• Task item
Where the string "University" appears in a line of the data, show that line.

• Recorded data
──────
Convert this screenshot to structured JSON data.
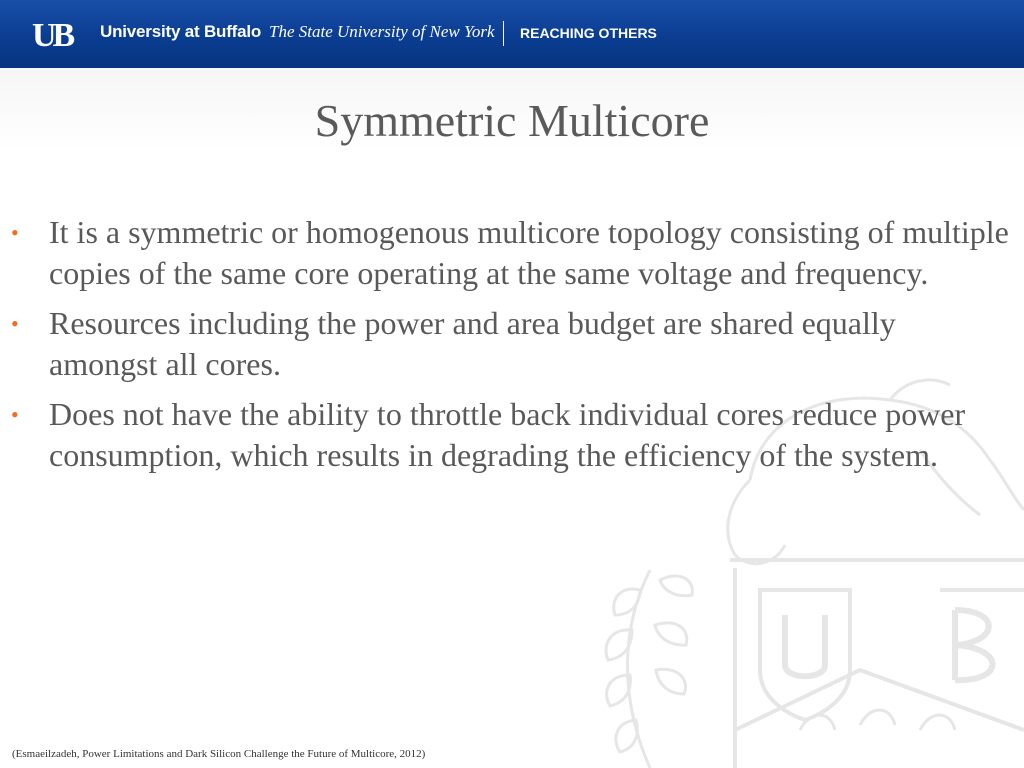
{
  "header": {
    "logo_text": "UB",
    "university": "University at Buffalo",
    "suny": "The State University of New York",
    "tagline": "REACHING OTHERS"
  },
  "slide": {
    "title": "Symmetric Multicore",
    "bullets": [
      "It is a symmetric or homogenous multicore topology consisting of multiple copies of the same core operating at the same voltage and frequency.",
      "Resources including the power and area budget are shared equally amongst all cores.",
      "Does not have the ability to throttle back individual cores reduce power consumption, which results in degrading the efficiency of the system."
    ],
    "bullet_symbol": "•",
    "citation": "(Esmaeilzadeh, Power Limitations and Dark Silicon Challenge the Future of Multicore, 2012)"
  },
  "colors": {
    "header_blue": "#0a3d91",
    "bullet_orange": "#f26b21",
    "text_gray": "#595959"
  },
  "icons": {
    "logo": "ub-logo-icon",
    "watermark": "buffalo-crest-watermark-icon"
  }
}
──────
• Answer to this problem
    "university": "University at Buffalo",
    "suny": "The State University of New York",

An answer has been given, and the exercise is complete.